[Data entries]
+ + + +
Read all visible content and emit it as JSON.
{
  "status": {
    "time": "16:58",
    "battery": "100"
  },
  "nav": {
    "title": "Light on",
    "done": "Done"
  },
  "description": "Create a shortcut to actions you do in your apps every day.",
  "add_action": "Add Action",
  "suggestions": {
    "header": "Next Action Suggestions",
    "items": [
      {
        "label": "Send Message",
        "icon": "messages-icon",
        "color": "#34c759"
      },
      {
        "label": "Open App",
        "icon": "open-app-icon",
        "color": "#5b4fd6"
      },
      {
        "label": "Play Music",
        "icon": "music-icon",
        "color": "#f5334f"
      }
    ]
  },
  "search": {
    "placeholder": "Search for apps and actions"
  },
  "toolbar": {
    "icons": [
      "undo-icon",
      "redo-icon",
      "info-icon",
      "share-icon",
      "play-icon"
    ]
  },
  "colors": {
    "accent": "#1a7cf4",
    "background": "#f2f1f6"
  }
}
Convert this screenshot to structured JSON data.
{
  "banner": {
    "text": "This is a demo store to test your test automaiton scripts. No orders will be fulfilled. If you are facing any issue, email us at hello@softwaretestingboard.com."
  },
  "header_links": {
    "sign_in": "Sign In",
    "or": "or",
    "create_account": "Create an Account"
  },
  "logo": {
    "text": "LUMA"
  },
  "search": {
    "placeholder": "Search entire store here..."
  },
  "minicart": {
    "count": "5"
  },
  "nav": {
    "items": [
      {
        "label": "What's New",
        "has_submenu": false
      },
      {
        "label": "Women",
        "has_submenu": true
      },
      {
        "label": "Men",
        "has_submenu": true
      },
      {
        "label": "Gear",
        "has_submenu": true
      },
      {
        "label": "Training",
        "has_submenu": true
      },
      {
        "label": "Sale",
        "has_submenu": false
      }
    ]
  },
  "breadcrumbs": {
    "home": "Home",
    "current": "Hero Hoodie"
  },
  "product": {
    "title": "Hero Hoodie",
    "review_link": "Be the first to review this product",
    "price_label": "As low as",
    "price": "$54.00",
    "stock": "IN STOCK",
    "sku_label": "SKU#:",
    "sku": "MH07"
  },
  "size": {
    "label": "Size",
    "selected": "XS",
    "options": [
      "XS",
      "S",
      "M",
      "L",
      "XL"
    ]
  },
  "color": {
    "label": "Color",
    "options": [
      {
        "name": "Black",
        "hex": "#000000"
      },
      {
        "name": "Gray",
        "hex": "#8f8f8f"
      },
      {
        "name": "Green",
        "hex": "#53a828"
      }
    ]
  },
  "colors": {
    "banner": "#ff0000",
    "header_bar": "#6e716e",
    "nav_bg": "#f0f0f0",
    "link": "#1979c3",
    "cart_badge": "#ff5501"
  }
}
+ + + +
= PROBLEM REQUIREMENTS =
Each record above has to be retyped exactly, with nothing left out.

= SOLVED PROBLEM =
Read all visible content and emit it as JSON.
{
  "status": {
    "time": "16:58",
    "battery": "100"
  },
  "nav": {
    "title": "Light on",
    "done": "Done"
  },
  "description": "Create a shortcut to actions you do in your apps every day.",
  "add_action": "Add Action",
  "suggestions": {
    "header": "Next Action Suggestions",
    "items": [
      {
        "label": "Send Message",
        "icon": "messages-icon",
        "color": "#34c759"
      },
      {
        "label": "Open App",
        "icon": "open-app-icon",
        "color": "#5b4fd6"
      },
      {
        "label": "Play Music",
        "icon": "music-icon",
        "color": "#f5334f"
      }
    ]
  },
  "search": {
    "placeholder": "Search for apps and actions"
  },
  "toolbar": {
    "icons": [
      "undo-icon",
      "redo-icon",
      "info-icon",
      "share-icon",
      "play-icon"
    ]
  },
  "colors": {
    "accent": "#1a7cf4",
    "background": "#f2f1f6"
  }
}
Convert this screenshot to structured JSON data.
{
  "banner": {
    "text": "This is a demo store to test your test automaiton scripts. No orders will be fulfilled. If you are facing any issue, email us at hello@softwaretestingboard.com."
  },
  "header_links": {
    "sign_in": "Sign In",
    "or": "or",
    "create_account": "Create an Account"
  },
  "logo": {
    "text": "LUMA"
  },
  "search": {
    "placeholder": "Search entire store here..."
  },
  "minicart": {
    "count": "5"
  },
  "nav": {
    "items": [
      {
        "label": "What's New",
        "has_submenu": false
      },
      {
        "label": "Women",
        "has_submenu": true
      },
      {
        "label": "Men",
        "has_submenu": true
      },
      {
        "label": "Gear",
        "has_submenu": true
      },
      {
        "label": "Training",
        "has_submenu": true
      },
      {
        "label": "Sale",
        "has_submenu": false
      }
    ]
  },
  "breadcrumbs": {
    "home": "Home",
    "current": "Hero Hoodie"
  },
  "product": {
    "title": "Hero Hoodie",
    "review_link": "Be the first to review this product",
    "price_label": "As low as",
    "price": "$54.00",
    "stock": "IN STOCK",
    "sku_label": "SKU#:",
    "sku": "MH07"
  },
  "size": {
    "label": "Size",
    "selected": "XS",
    "options": [
      "XS",
      "S",
      "M",
      "L",
      "XL"
    ]
  },
  "color": {
    "label": "Color",
    "options": [
      {
        "name": "Black",
        "hex": "#000000"
      },
      {
        "name": "Gray",
        "hex": "#8f8f8f"
      },
      {
        "name": "Green",
        "hex": "#53a828"
      }
    ]
  },
  "colors": {
    "banner": "#ff0000",
    "header_bar": "#6e716e",
    "nav_bg": "#f0f0f0",
    "link": "#1979c3",
    "cart_badge": "#ff5501"
  }
}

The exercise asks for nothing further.